Perhaps you read the Odyssey or the Iliad while in high school, but did you really read it? The following books, you'll actually read — they provide sad, hilarious and relatable content on how and how not to go about college life.
1. Eat, Pray, Love by Elizabeth Gilbert
Perhaps you've seen the movie and are wondering how you could possibly relate to a book about a woman traveling the globe in hope of overcoming her mid-life crisis. I'd like you to disregard the mid-life crisis and focus on the self-discovery aspect of this book. It is a journey of personal enjoyment and enrichment, similar to the premise of your college years, barring the worldwide excursion. So if you're feeling lost, grab this book as a guide to lead you through your college years.
2. Franny and Zooey by J. D. Salinger
College is an entirely new environment filled with complex people you don't know and might never get the chance to figure out. Perhaps you feel lost in the fray and aren't sure how to cope. I present Franny and Zooey. Initially published in the New Yorker in 1955, Franny and Zooey is an immersive novel that features Franny having a nervous breakdown as she attempts to survive her college environment consisting of phonies she bitterly dislikes. This is a tale of conflict, dissection and resolution. Follow along as Zooey helps Franny navigate her new home, and the people around her.
3. The Namesake by Jhumpa Lahiri
This is a tale of self-identification. Here we meet Gogol, the namesake of Russian author Nikolai Gogol, a second generation in the Ganguli family as he attends Yale. Here, he tries to navigate the maze of self-discovery, while simultaneously breaking ties from his Bengali roots because he identifies as American. This is all while experiencing some quintessential aspects of college: parties, sex and alcohol, and some not-so-quintessential aspects, like death. It takes great effort to craft a unique identity amidst outer pressures dictating your path. That being said, I think we can all relate to Gogol and his struggle to figure out where he fits in.
4. The Brief Wondrous Life of Oscar Wao by Junot Díaz
Pulitzer Prize-winner and one of my favorite reads details the unfortunate life of a “fat ghetto nerd” named Oscar Wao, as told by his college roommate, Junior. It is a narration of Oscar’s identity struggles and an investigation as to how his past decisions led him astray. It features intense flashbacks, an age-old curse and assurance that despite how bad our college experience may be, it will never be as bad as Oscar’s.
5. A Portrait of the Artist as a Young Man by James Joyce
This follows the upbringing of Stephen Dedalus and his struggle as he fails to reconcile the religious themes and lessons of his childhood with the lifestyle he encounters while he is away at school. Frustrated, he gradually casts off all social, familial and religious constraints in an effort to devote his life to his craft: writing.
6. The Art of Fielding by Chad Harbach

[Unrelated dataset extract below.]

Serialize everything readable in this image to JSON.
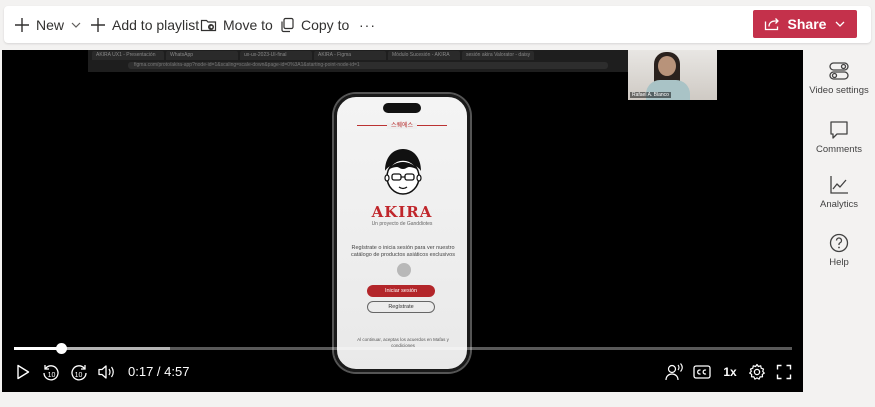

This story follows four different characters and the all-American game of baseball at Westish College in Wisconsin, as a series of compounded and unfortunate events draw them close together while enacting the school’s best baseball season in history. This book features many twists and turns and a quite unexpected ending, similar to most things in life. It is essentially a fictional exposé on the camaraderie of college.
7. The Marriage Plot by Jeffrey Eugenides
This Pulitzer Prize-winner follows the life of Madeleine Hanna at Brown University as she attempts to navigate a love triangle between her manic-depressive boyfriend Leonard and a close friend who hopes to become “more than just friends.” All this takes place as she develops her senior thesis on the marriage plot in Victorian novels, which have coincidentally begun to mirror her life. Left at a loss, Madeline has to figure out where this leads her. This is a compelling read about what to do after everything you planned goes awry.
Whereever your college adventure takes you, let these books serve as a guide, a warning and a complement to your extraordinary journey.
Lead Image Credit: Brittany Stevens